OM is a disruptive, time consuming, and costly headache to aerospace and other OEMs. Whatís missing in OM is a range of preparations and services essential to secure long-term continuity and quality of supply at predictable costs. As mentioned in my last column, the word "mitigation" connotes a partial fix. (See: Military-Aviation Semiconductor Sourcing Remains Problematic.)
Iím advocating our industry adopt a process called Semiconductor Lifecycle Management -- SLiM, for short, since our industry loves acronyms. SLiM is a new, integrated commercial semiconductor and military/aerospace OEM business model. It supports long-term product and service supply requirements while creating new revenue opportunities for commercial IC manufacturers. It makes platforms viable far longer than the ICs used in them are generally available.
This new approach comprehends the eventual need for sustained system support. It accepts this and paves the way for a seamless and economical transition following cessation of commercial device availability. Itís a rational, orderly, predictable, and strategic approach to solving the secure continuity of supply challenge.
SLiM differs from OM because it proactively plans for long-term supply by creating relationships, investments, and service capabilities long before a key device, like a microprocessor, is approaching the end of its commercial run. It prevents what can become dire supply/demand/cost problems by arranging for secure supply before problems arise.
A further benefit is avoiding traditional supplier practices and the mayhem associated with price inflation, radically escalated system support costs, and having to scour the market for the last available parts. SLiM doesn't merely "mitigate" obsolescence, it anticipates and eliminates it.
Also key is realizing this marketís value by commercial IC makers. Proactive business engagements and partnerships are important elements ensuring secure continuity of supply. They allow creating advance pricing schedules without the financial and potential quality surprises inherent in a spot market. Players engaging in SLiM will cost-effectively acquire supplies of the essential packaging materials as well as resources for continuing manufacture, assembly, and test. Timing is key. Getting into SLiM early is essential. Getting in late is business as usual.
A manufacturing process based on wafer banking is also key. It is one of the safest, easiest, and most cost-effective ways of extending semiconductor lifetimes. However, it sacrifices efficiency without integrated, captive, secure facilities to assemble and test products to military/aerospace standards.
This is particularly important for components using older technologies where processes and equipment must be maintained to support them. Uninterrupted, secure supply -- including quality levels, high-reliability packaging types, and warrantees -- creates the desired net effect.
SLiM manages secure continuity of supply for as long as customers require the components. This is SLiMís singular market value to aerospace systems OEMs. It is the way the game needs to be played.
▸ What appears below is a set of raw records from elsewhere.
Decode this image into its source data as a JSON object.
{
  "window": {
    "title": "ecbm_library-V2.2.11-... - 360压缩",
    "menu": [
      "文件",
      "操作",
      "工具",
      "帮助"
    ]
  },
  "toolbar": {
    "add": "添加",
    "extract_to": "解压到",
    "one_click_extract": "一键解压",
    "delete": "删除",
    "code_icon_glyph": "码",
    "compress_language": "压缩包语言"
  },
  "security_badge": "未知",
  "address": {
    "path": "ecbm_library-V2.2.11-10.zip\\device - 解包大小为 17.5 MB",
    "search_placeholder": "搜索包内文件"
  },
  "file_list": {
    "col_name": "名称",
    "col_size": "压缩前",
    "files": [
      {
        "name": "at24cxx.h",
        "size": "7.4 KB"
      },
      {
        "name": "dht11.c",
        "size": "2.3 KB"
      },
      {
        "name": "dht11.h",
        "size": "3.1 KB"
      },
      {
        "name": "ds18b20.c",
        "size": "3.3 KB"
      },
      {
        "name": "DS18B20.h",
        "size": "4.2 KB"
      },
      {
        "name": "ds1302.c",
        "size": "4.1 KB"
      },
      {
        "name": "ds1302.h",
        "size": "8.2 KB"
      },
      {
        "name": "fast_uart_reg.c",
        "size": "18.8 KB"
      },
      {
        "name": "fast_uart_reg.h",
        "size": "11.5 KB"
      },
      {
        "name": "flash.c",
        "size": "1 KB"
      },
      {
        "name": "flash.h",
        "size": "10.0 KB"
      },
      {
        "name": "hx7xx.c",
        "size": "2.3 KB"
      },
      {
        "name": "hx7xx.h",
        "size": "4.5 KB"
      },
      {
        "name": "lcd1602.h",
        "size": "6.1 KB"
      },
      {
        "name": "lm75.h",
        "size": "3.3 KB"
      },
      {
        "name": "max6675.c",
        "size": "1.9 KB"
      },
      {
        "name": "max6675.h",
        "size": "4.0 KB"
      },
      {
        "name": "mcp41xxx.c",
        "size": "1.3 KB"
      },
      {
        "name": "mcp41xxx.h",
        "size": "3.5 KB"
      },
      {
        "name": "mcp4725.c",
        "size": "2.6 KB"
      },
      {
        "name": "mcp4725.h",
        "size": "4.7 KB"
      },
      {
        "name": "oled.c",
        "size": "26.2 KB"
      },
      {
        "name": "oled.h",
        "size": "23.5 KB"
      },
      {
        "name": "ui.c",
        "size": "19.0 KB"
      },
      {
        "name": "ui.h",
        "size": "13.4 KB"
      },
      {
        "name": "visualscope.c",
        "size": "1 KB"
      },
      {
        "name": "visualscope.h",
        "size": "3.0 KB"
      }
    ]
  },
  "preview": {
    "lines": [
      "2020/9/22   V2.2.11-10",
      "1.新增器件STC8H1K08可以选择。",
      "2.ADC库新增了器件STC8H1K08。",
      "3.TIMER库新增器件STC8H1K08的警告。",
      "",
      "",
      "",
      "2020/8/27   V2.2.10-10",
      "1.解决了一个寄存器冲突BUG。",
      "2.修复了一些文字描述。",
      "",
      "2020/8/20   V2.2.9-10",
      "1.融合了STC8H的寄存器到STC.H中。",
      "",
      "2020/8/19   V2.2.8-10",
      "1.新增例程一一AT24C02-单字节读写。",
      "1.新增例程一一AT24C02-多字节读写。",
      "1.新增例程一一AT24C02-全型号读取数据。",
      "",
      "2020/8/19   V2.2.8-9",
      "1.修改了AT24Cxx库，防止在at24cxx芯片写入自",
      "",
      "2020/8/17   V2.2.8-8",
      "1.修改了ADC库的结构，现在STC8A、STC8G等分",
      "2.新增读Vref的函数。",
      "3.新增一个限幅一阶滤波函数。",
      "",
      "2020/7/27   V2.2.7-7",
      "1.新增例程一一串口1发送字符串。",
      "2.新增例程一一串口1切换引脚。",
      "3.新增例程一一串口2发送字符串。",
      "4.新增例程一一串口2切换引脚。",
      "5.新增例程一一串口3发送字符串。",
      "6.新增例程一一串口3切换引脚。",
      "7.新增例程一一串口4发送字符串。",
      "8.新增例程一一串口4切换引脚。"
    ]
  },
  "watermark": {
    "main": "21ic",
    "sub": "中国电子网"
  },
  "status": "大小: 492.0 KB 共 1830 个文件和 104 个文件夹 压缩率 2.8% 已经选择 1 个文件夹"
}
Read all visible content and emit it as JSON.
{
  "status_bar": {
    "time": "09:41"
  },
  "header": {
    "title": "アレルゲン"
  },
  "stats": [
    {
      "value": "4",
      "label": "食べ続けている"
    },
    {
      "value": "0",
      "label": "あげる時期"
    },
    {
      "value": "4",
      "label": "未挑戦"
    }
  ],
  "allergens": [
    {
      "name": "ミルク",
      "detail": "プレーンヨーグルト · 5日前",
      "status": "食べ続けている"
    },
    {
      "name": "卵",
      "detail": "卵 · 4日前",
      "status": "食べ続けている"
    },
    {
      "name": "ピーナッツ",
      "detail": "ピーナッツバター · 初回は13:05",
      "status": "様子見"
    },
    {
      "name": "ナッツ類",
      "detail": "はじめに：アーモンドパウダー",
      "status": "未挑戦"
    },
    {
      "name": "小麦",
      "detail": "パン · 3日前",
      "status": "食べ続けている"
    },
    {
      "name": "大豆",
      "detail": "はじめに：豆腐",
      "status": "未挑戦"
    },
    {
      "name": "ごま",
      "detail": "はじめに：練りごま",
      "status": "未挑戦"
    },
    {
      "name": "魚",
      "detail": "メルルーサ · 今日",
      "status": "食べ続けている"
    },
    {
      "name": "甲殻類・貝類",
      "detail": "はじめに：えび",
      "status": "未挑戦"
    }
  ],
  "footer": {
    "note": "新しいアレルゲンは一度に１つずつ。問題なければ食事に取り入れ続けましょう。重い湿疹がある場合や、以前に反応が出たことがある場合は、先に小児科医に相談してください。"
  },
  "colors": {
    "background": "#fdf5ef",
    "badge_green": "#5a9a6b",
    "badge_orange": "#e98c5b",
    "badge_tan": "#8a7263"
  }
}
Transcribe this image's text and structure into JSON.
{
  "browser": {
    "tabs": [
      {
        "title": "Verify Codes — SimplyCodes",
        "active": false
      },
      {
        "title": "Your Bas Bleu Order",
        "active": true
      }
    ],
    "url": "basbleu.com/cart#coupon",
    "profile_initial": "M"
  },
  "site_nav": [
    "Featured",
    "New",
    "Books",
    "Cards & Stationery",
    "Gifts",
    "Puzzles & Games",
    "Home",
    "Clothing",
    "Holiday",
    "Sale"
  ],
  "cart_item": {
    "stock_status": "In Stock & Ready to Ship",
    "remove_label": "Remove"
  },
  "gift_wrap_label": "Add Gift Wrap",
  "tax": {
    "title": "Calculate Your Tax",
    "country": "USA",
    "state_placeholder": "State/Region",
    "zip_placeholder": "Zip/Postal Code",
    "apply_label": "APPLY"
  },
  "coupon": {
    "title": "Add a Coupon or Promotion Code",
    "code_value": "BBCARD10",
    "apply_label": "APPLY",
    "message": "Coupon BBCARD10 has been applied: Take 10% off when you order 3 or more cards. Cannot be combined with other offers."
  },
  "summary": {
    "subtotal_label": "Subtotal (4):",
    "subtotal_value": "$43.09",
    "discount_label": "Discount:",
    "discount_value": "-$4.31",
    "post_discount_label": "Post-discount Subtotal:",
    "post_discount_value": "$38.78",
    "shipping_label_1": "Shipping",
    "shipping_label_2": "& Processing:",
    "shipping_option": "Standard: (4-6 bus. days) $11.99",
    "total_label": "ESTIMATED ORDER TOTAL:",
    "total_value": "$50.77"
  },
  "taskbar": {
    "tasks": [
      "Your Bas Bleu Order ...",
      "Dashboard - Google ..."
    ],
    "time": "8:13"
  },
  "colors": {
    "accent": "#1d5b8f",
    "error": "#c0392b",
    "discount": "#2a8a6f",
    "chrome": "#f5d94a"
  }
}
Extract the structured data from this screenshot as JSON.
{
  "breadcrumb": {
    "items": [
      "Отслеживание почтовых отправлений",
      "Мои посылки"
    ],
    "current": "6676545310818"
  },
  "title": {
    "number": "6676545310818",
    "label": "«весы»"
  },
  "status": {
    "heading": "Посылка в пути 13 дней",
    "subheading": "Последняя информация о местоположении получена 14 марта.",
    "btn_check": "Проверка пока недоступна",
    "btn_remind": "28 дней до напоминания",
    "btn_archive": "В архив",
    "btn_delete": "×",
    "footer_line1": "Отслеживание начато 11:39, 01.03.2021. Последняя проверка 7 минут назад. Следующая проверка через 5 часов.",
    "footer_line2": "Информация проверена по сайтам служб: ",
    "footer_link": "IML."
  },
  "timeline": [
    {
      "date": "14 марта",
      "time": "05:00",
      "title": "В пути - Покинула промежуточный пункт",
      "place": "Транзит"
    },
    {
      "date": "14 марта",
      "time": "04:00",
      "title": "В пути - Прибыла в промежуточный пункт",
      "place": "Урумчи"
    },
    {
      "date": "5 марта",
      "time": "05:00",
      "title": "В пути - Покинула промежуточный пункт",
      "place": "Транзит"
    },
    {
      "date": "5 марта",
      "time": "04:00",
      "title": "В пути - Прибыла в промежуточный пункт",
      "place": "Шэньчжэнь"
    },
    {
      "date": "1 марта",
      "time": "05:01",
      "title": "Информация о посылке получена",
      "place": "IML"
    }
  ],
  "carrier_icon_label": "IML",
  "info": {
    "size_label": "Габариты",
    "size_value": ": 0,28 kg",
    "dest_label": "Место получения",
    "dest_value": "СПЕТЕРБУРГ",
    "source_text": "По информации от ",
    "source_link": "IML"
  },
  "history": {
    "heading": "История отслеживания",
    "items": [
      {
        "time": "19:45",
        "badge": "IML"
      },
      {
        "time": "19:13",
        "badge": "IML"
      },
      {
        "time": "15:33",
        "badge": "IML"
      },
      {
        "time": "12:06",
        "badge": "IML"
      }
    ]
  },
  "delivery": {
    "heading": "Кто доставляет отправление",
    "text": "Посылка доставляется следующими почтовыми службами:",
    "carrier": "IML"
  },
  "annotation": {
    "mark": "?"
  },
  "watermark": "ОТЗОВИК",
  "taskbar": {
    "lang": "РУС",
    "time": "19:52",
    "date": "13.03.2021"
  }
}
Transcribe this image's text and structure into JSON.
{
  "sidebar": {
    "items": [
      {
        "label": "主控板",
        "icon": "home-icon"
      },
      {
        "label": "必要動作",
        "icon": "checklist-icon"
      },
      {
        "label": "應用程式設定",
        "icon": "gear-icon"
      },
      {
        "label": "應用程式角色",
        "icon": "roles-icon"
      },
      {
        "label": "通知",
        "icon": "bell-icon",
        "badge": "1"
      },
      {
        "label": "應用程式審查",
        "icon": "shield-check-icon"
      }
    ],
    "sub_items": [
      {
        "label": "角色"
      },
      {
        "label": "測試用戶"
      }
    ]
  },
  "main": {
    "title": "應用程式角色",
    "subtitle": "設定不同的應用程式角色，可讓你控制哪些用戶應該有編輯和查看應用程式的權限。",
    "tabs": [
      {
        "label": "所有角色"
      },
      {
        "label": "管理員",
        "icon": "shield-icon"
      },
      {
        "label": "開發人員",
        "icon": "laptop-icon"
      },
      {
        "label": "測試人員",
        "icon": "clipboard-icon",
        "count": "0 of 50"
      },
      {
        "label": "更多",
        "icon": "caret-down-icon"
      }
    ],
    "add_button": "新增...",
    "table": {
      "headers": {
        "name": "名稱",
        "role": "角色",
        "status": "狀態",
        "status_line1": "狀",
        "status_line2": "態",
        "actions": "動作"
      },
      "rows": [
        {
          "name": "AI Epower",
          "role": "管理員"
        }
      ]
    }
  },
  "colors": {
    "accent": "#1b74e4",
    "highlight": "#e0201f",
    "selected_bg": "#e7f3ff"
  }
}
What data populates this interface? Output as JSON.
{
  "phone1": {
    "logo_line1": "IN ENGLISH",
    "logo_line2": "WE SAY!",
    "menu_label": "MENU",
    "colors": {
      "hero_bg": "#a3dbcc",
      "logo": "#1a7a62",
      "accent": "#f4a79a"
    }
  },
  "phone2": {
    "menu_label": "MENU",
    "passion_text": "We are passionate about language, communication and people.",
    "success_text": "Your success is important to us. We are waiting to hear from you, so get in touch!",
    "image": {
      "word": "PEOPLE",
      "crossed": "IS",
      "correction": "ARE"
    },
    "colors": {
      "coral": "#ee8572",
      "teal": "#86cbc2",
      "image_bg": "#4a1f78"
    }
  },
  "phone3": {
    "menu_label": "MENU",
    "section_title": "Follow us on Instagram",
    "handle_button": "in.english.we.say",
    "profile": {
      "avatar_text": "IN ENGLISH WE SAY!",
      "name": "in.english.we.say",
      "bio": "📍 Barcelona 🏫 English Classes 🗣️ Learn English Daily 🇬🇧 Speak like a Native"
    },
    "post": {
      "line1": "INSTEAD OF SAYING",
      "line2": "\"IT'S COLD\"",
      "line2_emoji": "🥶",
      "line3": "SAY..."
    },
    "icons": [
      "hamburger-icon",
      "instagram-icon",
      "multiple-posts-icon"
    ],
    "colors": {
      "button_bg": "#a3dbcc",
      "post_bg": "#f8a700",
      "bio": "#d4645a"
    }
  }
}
ó Joe Bronson is Director of Business Development at e2v Aerospace & Defense, Sunnyvale, Calif. He was previously president of Sanmina-SCI Corp. (Nasdaq: SANM), a leading electronics contract manufacturer.